Malibu Coastal Vision, the city-funded nonprofit group that is working to create a long-range vision plan for the city through community meetings and research, was hit the hardest from the council’s approval for the theater equipment, with $30,000 of the $90,000 it expected to receive next fiscal year being eliminated. The council decided to take away $15,000 that was designated for the Coastal Vision Web site and another $15,000 that was designated for a fundraising effort. However, the council does not control Coastal Vision’s budget, so it could rearrange its priorities and use money designated for other purposes to cover Web site and fundraising costs.

Mayor Pro Tem Ken Kearsley, the biggest supporter on the council for Coastal Vision, opposed the cuts.

“To rob Peter to pay Paul is not the way to run a city,” Kearsley said.

Kearsley also opposed purchasing the theater equipment, saying, “Do we really want to get into the business of movies? I just can’t see it [working] in a city where the people have 52-inch screens and can slip a DVD in and invite their friends.”

Kearsley was the only one on the council who voted against cutting the money designated for the Coastal Vision Web site. Councilmember Jeff Jennings joined him in voting against cutting the money for the fundraising. Jennings said in an interview on Tuesday that he hopes Coastal Vision could raise money for its project, and taking away money from its fundraising efforts would be contrary to that goal.

In response to the council’s decision, Coastal Vision head Rich Davis wrote in a letter to The Malibu Times, “We are disappointed with the City Council’s decision to reduce our funding. We will need to rethink and possibly modify our process as a result, but we remain committed to ensuring that Malibuites shape the future of Malibu.”

The council also voted to increase the city’s contribution to the Santa Monica-Malibu Unified School District from the proposed $139,834 to $294,834, the same amount it gave in the current fiscal year. With no money available from the general fund to pay for this, the council dipped into its $2.4 million fund set aside for construction of a city-owned City Hall.

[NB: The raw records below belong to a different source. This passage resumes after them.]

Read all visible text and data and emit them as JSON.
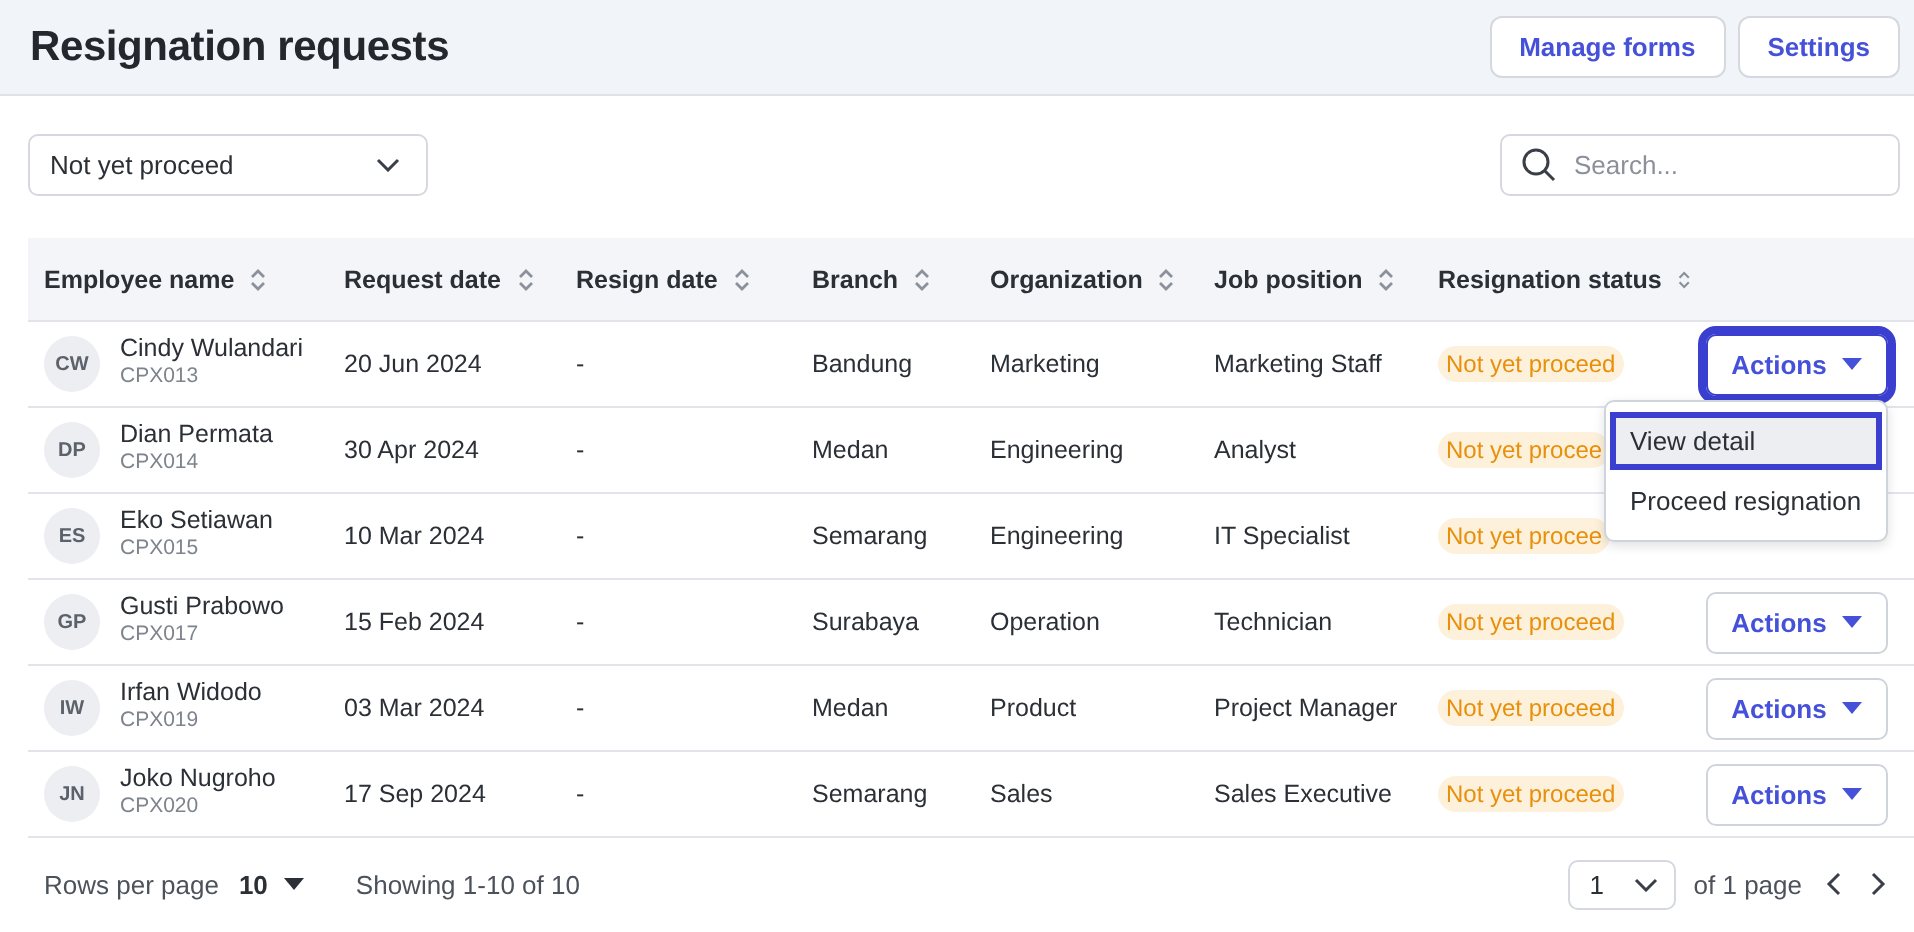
{
  "header": {
    "title": "Resignation requests",
    "buttons": [
      "Manage forms",
      "Settings"
    ]
  },
  "filter": {
    "value": "Not yet proceed"
  },
  "search": {
    "placeholder": "Search..."
  },
  "table": {
    "columns": [
      "Employee name",
      "Request date",
      "Resign date",
      "Branch",
      "Organization",
      "Job position",
      "Resignation status"
    ],
    "rows": [
      {
        "initials": "CW",
        "name": "Cindy Wulandari",
        "id": "CPX013",
        "request_date": "20 Jun 2024",
        "resign_date": "-",
        "branch": "Bandung",
        "organization": "Marketing",
        "job_position": "Marketing Staff",
        "status": "Not yet proceed",
        "action": {
          "label": "Actions",
          "highlighted": true
        }
      },
      {
        "initials": "DP",
        "name": "Dian Permata",
        "id": "CPX014",
        "request_date": "30 Apr 2024",
        "resign_date": "-",
        "branch": "Medan",
        "organization": "Engineering",
        "job_position": "Analyst",
        "status": "Not yet procee"
      },
      {
        "initials": "ES",
        "name": "Eko Setiawan",
        "id": "CPX015",
        "request_date": "10 Mar 2024",
        "resign_date": "-",
        "branch": "Semarang",
        "organization": "Engineering",
        "job_position": "IT Specialist",
        "status": "Not yet procee"
      },
      {
        "initials": "GP",
        "name": "Gusti Prabowo",
        "id": "CPX017",
        "request_date": "15 Feb 2024",
        "resign_date": "-",
        "branch": "Surabaya",
        "organization": "Operation",
        "job_position": "Technician",
        "status": "Not yet proceed",
        "action": {
          "label": "Actions",
          "highlighted": false
        }
      },
      {
        "initials": "IW",
        "name": "Irfan Widodo",
        "id": "CPX019",
        "request_date": "03 Mar 2024",
        "resign_date": "-",
        "branch": "Medan",
        "organization": "Product",
        "job_position": "Project Manager",
        "status": "Not yet proceed",
        "action": {
          "label": "Actions",
          "highlighted": false
        }
      },
      {
        "initials": "JN",
        "name": "Joko Nugroho",
        "id": "CPX020",
        "request_date": "17 Sep 2024",
        "resign_date": "-",
        "branch": "Semarang",
        "organization": "Sales",
        "job_position": "Sales Executive",
        "status": "Not yet proceed",
        "action": {
          "label": "Actions",
          "highlighted": false
        }
      }
    ]
  },
  "menu": {
    "items": [
      {
        "label": "View detail",
        "highlighted": true
      },
      {
        "label": "Proceed resignation",
        "highlighted": false
      }
    ]
  },
  "footer": {
    "rows_per_page_label": "Rows per page",
    "rows_per_page": "10",
    "showing": "Showing 1-10 of 10",
    "page": "1",
    "page_total": "of 1 page"
  }
}
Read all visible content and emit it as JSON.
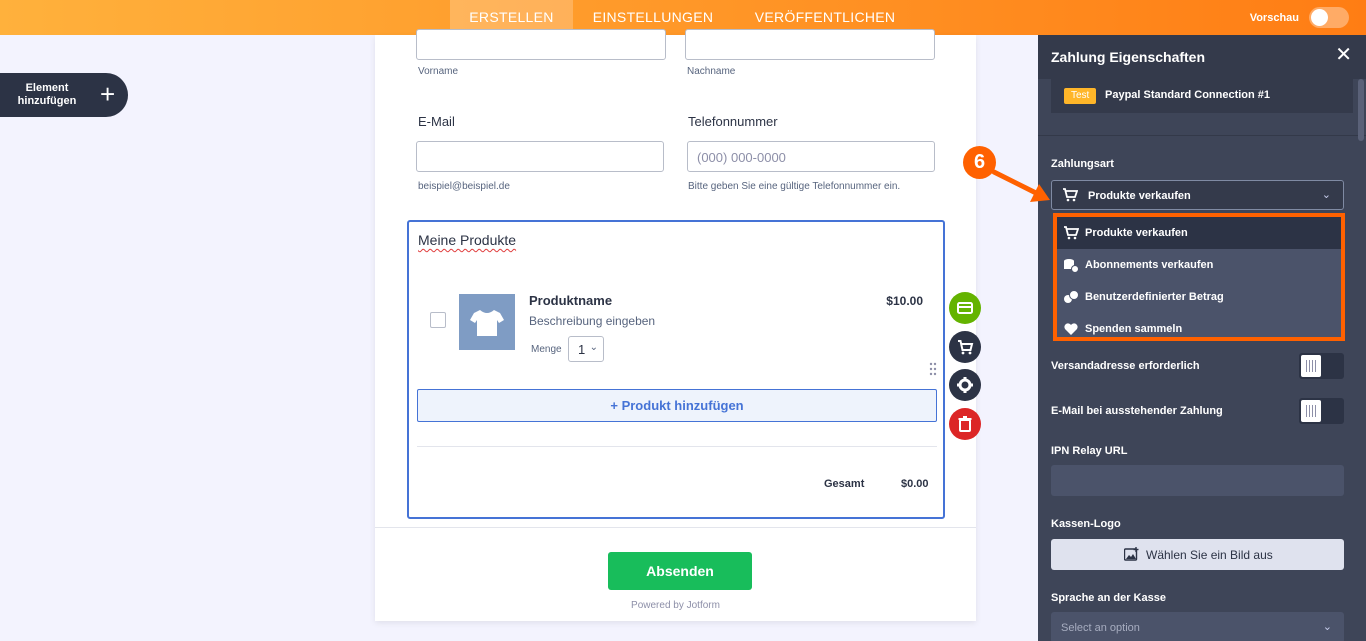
{
  "topbar": {
    "tabs": [
      "ERSTELLEN",
      "EINSTELLUNGEN",
      "VERÖFFENTLICHEN"
    ],
    "active_tab": "ERSTELLEN",
    "preview_label": "Vorschau"
  },
  "add_element": {
    "label": "Element hinzufügen"
  },
  "form": {
    "name_sub": {
      "first": "Vorname",
      "last": "Nachname"
    },
    "email": {
      "label": "E-Mail",
      "sublabel": "beispiel@beispiel.de"
    },
    "phone": {
      "label": "Telefonnummer",
      "placeholder": "(000) 000-0000",
      "sublabel": "Bitte geben Sie eine gültige Telefonnummer ein."
    },
    "products": {
      "title": "Meine Produkte",
      "item": {
        "name": "Produktname",
        "description": "Beschreibung eingeben",
        "quantity_label": "Menge",
        "quantity": "1",
        "price": "$10.00"
      },
      "add_label": "+ Produkt hinzufügen",
      "total_label": "Gesamt",
      "total_value": "$0.00"
    },
    "submit_label": "Absenden",
    "powered_by": "Powered by Jotform"
  },
  "panel": {
    "title": "Zahlung Eigenschaften",
    "connection": {
      "badge": "Test",
      "name": "Paypal Standard Connection #1"
    },
    "payment_type": {
      "label": "Zahlungsart",
      "selected": "Produkte verkaufen",
      "options": [
        "Produkte verkaufen",
        "Abonnements verkaufen",
        "Benutzerdefinierter Betrag",
        "Spenden sammeln"
      ]
    },
    "shipping_label": "Versandadresse erforderlich",
    "pending_email_label": "E-Mail bei ausstehender Zahlung",
    "ipn_label": "IPN Relay URL",
    "logo": {
      "label": "Kassen-Logo",
      "button": "Wählen Sie ein Bild aus"
    },
    "language": {
      "label": "Sprache an der Kasse",
      "placeholder": "Select an option"
    }
  },
  "callout": {
    "number": "6"
  },
  "colors": {
    "accent": "#ff6100",
    "primary_blue": "#4573d6",
    "submit_green": "#18bd5b",
    "panel_bg": "#3e4558"
  }
}
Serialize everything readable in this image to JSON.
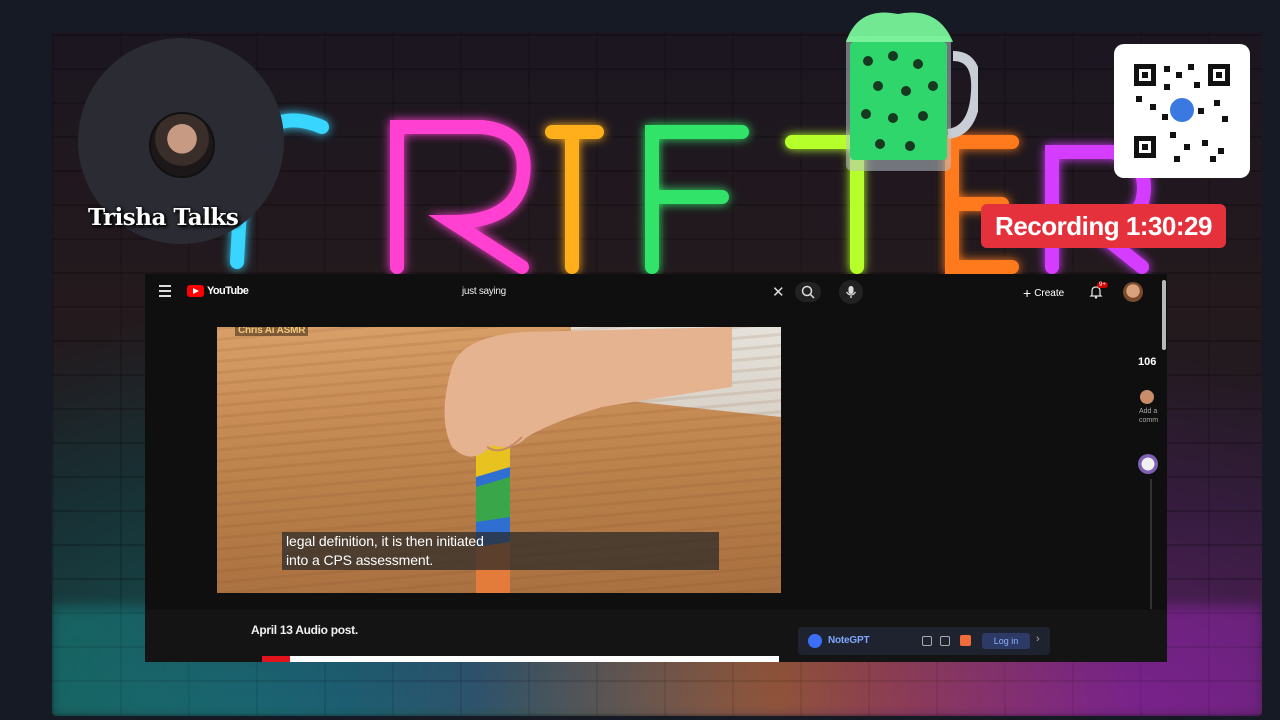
{
  "overlay": {
    "streamer_name": "Trisha Talks",
    "recording_label": "Recording 1:30:29",
    "neon_sign_text": "GRIFTER",
    "recording_color": "#e5313c"
  },
  "browser": {
    "site_logo_word": "YouTube",
    "search_query": "just saying",
    "create_label": "Create",
    "notifications_badge": "9+",
    "icons": [
      "menu-icon",
      "youtube-logo-icon",
      "clear-icon",
      "search-icon",
      "mic-icon",
      "plus-icon",
      "bell-icon"
    ]
  },
  "video": {
    "channel_tag": "Chris Ai ASMR",
    "caption_line1": "legal definition, it is then initiated",
    "caption_line2": "into a CPS assessment.",
    "post_title": "April 13 Audio post.",
    "progress_fraction": 0.055
  },
  "side_panel": {
    "count": "106",
    "add_comment": "Add a comm"
  },
  "notegpt": {
    "name": "NoteGPT",
    "login_label": "Log in",
    "accent": "#3b6ff5"
  }
}
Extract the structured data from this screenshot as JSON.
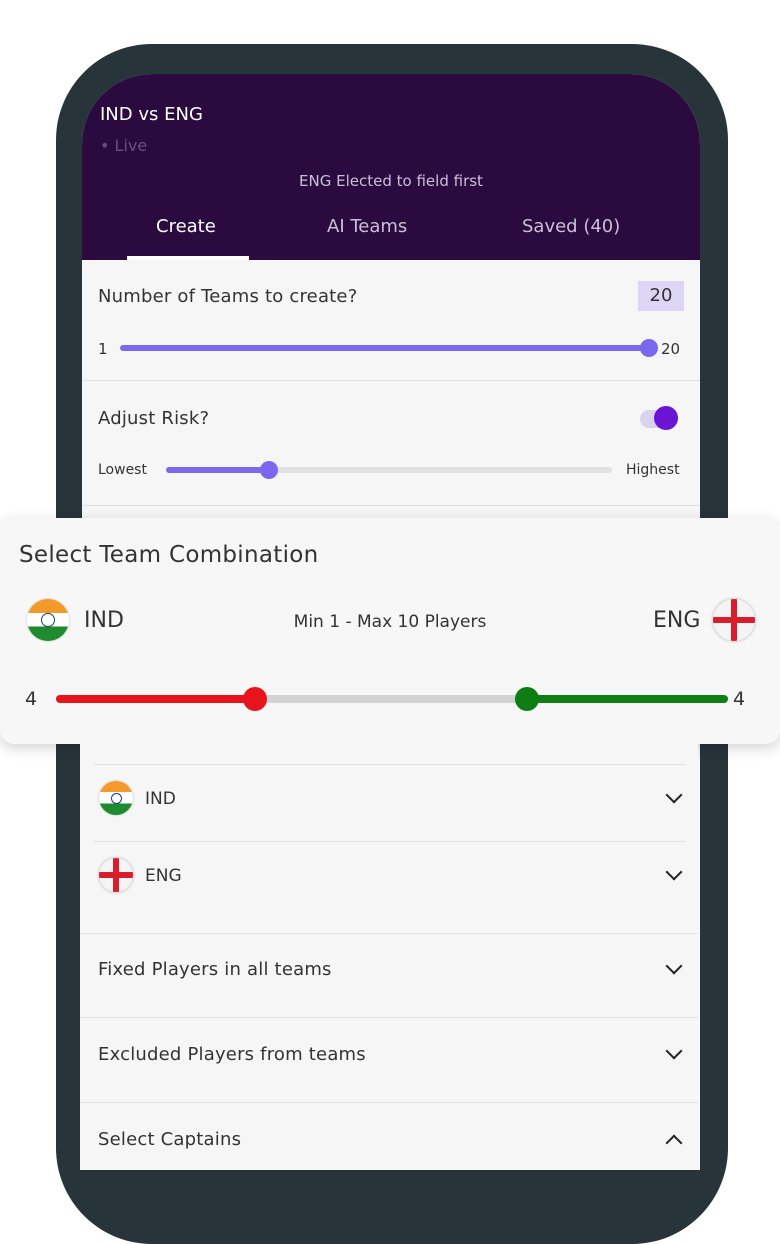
{
  "header": {
    "match_title": "IND vs ENG",
    "match_status": "• Live",
    "toss_text": "ENG Elected to field first",
    "tabs": [
      "Create",
      "AI Teams",
      "Saved (40)"
    ],
    "active_tab": "Create"
  },
  "teams_count": {
    "label": "Number of Teams to create?",
    "value": "20",
    "min_label": "1",
    "max_label": "20",
    "slider_fraction": 1.0
  },
  "risk": {
    "label": "Adjust Risk?",
    "toggle_on": true,
    "low_label": "Lowest",
    "high_label": "Highest",
    "slider_fraction": 0.24
  },
  "combination": {
    "title": "Select Team Combination",
    "team_left": "IND",
    "team_right": "ENG",
    "rule": "Min 1 - Max 10 Players",
    "left_value": "4",
    "right_value": "4",
    "colors": {
      "left": "#e8141c",
      "right": "#0e7d12",
      "track": "#d3d3d3"
    }
  },
  "team_rows": [
    {
      "team": "IND"
    },
    {
      "team": "ENG"
    }
  ],
  "sections": {
    "fixed_players": "Fixed Players in all teams",
    "excluded_players": "Excluded Players from teams",
    "select_captains": "Select Captains"
  },
  "colors": {
    "header_bg": "#2b0a40",
    "accent": "#7b68ee",
    "toggle": "#6a14d6",
    "phone_frame": "#27343a"
  }
}
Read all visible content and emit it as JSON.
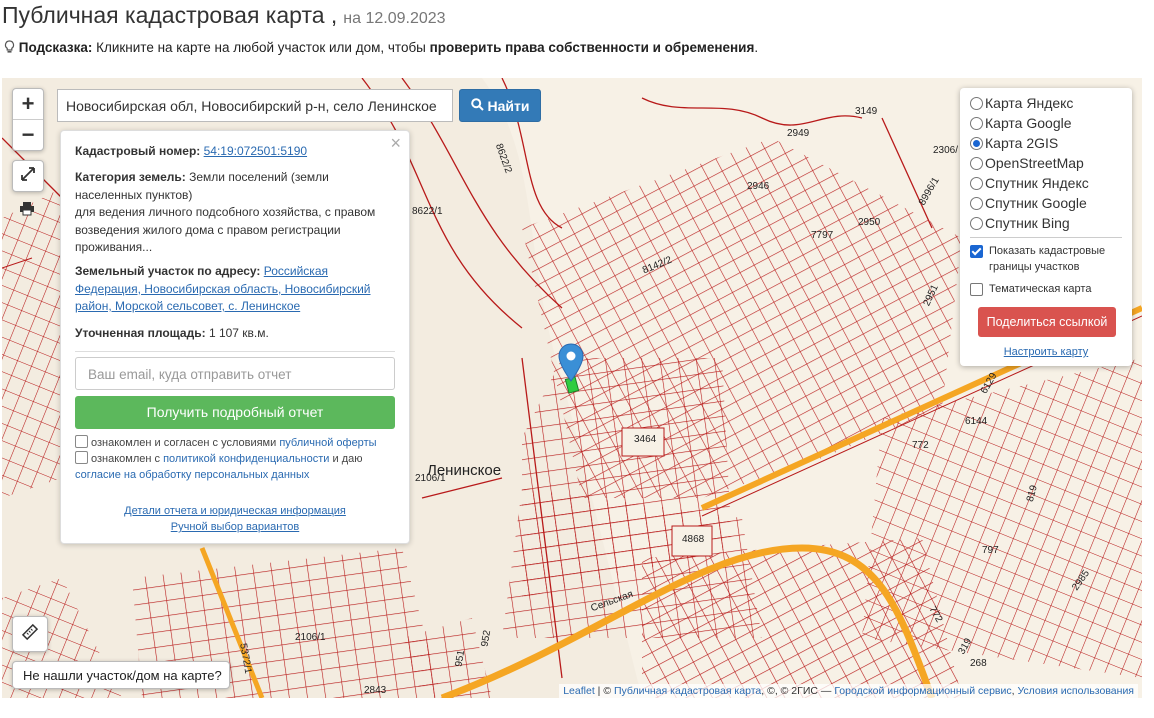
{
  "page": {
    "title": "Публичная кадастровая карта ,",
    "date": "на 12.09.2023",
    "hint_label": "Подсказка:",
    "hint_text": "Кликните на карте на любой участок или дом, чтобы",
    "hint_bold": "проверить права собственности и обременения",
    "hint_end": "."
  },
  "search": {
    "value": "Новосибирская обл, Новосибирский р-н, село Ленинское",
    "button_label": "Найти"
  },
  "zoom": {
    "in": "+",
    "out": "−"
  },
  "info_panel": {
    "cadastral_label": "Кадастровый номер:",
    "cadastral_number": "54:19:072501:5190",
    "category_label": "Категория земель:",
    "category_value": "Земли поселений (земли населенных пунктов)",
    "usage_value": "для ведения личного подсобного хозяйства, с правом возведения жилого дома с правом регистрации проживания...",
    "address_label": "Земельный участок по адресу:",
    "address_value": "Российская Федерация, Новосибирская область, Новосибирский район, Морской сельсовет, с. Ленинское",
    "area_label": "Уточненная площадь:",
    "area_value": "1 107 кв.м.",
    "email_placeholder": "Ваш email, куда отправить отчет",
    "get_report_button": "Получить подробный отчет",
    "agree1_text": "ознакомлен и согласен с условиями",
    "agree1_link": "публичной оферты",
    "agree2_text": "ознакомлен с",
    "agree2_link": "политикой конфиденциальности",
    "agree2_mid": "и даю",
    "agree2_link2": "согласие на обработку персональных данных",
    "details_link": "Детали отчета и юридическая информация",
    "manual_link": "Ручной выбор вариантов",
    "close": "×"
  },
  "layers": {
    "options": [
      {
        "label": "Карта Яндекс",
        "selected": false
      },
      {
        "label": "Карта Google",
        "selected": false
      },
      {
        "label": "Карта 2GIS",
        "selected": true
      },
      {
        "label": "OpenStreetMap",
        "selected": false
      },
      {
        "label": "Спутник Яндекс",
        "selected": false
      },
      {
        "label": "Спутник Google",
        "selected": false
      },
      {
        "label": "Спутник Bing",
        "selected": false
      }
    ],
    "show_borders_label": "Показать кадастровые границы участков",
    "show_borders_checked": true,
    "thematic_label": "Тематическая карта",
    "thematic_checked": false,
    "share_button": "Поделиться ссылкой",
    "configure_link": "Настроить карту"
  },
  "map": {
    "village_name": "Ленинское",
    "labels": [
      "3149",
      "2949",
      "2946",
      "2306/",
      "8996/1",
      "2950",
      "7797",
      "8622/2",
      "8622/1",
      "8142/2",
      "2951",
      "6129",
      "6144",
      "772",
      "3464",
      "4868",
      "2106/1",
      "2106/1",
      "819",
      "797",
      "2985",
      "772",
      "319",
      "268",
      "952",
      "951",
      "2843",
      "5372/1",
      "Сельская"
    ],
    "accent_plot_color": "#2ecc40",
    "parcel_line_color": "#b81a1a",
    "road_color": "#f5a623"
  },
  "not_found_button": "Не нашли участок/дом на карте?",
  "attribution": {
    "leaflet": "Leaflet",
    "sep1": "|",
    "copyright": "©",
    "pkk_link": "Публичная кадастровая карта",
    "mid": ", ©, © 2ГИС —",
    "gis_link": "Городской информационный сервис",
    "terms_link": "Условия использования"
  }
}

If there were a major disaster in the city, the money would be returned to Malibu.

Farmer’s Market stalled

During the meeting, Remy O’Neil from the Cornucopia Foundation, which runs the Malibu Farmers’ Market, asked that the process be accelerated for Cornucopia to obtain the necessary permit to operate the market. The market was supposed to have opened in April, but cannot until a solution to a zoning issue is found. It was discovered last year that the Civic Center property where Cornucopia holds its weekly market was not zoned for commercial use. Cornucopia has since applied for an amendment to the city’s zoning code to allow it to operate the market.

City planner Raneika Brooks-McClain said in an interview on Tuesday that the city has hired a consultant to work on a solution, but the process has taken a while because the Planning Division is understaffed. She said city staff is looking at granting Cornucopia a temporary use permit to open the market while the zoning amendment issue is researched. A temporary use permit would need to be reviewed by several county agencies and circulated around the public for at least 32 days. However, it cannot be appealed.

O’Neil said in an interview on Tuesday that she understands the city is looking into granting the temporary use permit, but she is frustrated that the process appears to be “going on and on.”

Chili Cook-Off issues

City Manager Lichtig announced that the city is looking into several grants and other sources to raise the $25 million needed to purchase the Chili Cook-Off property. She said a consultant would have a proposal prepared for the council next month to go over plans to finance the purchase of the property and a wastewater/storm water treatment project.